## Your goal
Restate all of the data exactly.

## Given data
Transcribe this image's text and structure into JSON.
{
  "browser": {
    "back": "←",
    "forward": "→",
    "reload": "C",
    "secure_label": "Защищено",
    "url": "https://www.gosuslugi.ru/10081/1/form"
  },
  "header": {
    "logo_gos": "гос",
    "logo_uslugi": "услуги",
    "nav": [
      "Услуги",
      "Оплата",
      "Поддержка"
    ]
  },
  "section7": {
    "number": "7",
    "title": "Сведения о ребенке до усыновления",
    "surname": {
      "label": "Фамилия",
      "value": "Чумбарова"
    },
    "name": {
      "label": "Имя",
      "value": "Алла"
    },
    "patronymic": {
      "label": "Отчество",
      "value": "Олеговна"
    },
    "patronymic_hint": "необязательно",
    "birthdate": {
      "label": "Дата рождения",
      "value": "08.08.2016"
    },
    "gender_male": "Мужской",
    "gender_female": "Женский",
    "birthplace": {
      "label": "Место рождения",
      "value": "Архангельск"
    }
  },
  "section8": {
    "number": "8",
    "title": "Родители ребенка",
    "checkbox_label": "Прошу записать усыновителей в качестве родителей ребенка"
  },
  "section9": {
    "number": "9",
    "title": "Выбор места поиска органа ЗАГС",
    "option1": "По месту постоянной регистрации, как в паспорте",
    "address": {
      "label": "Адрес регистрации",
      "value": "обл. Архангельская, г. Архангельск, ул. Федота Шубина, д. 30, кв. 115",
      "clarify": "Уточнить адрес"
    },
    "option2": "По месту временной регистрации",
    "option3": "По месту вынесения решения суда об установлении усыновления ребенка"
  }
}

## Answer to this problem
Transcribe this image's text and structure into JSON.
{
  "browser": {
    "back": "←",
    "forward": "→",
    "reload": "C",
    "secure_label": "Защищено",
    "url": "https://www.gosuslugi.ru/10081/1/form"
  },
  "header": {
    "logo_gos": "гос",
    "logo_uslugi": "услуги",
    "nav": [
      "Услуги",
      "Оплата",
      "Поддержка"
    ]
  },
  "section7": {
    "number": "7",
    "title": "Сведения о ребенке до усыновления",
    "surname": {
      "label": "Фамилия",
      "value": "Чумбарова"
    },
    "name": {
      "label": "Имя",
      "value": "Алла"
    },
    "patronymic": {
      "label": "Отчество",
      "value": "Олеговна"
    },
    "patronymic_hint": "необязательно",
    "birthdate": {
      "label": "Дата рождения",
      "value": "08.08.2016"
    },
    "gender_male": "Мужской",
    "gender_female": "Женский",
    "birthplace": {
      "label": "Место рождения",
      "value": "Архангельск"
    }
  },
  "section8": {
    "number": "8",
    "title": "Родители ребенка",
    "checkbox_label": "Прошу записать усыновителей в качестве родителей ребенка"
  },
  "section9": {
    "number": "9",
    "title": "Выбор места поиска органа ЗАГС",
    "option1": "По месту постоянной регистрации, как в паспорте",
    "address": {
      "label": "Адрес регистрации",
      "value": "обл. Архангельская, г. Архангельск, ул. Федота Шубина, д. 30, кв. 115",
      "clarify": "Уточнить адрес"
    },
    "option2": "По месту временной регистрации",
    "option3": "По месту вынесения решения суда об установлении усыновления ребенка"
  }
}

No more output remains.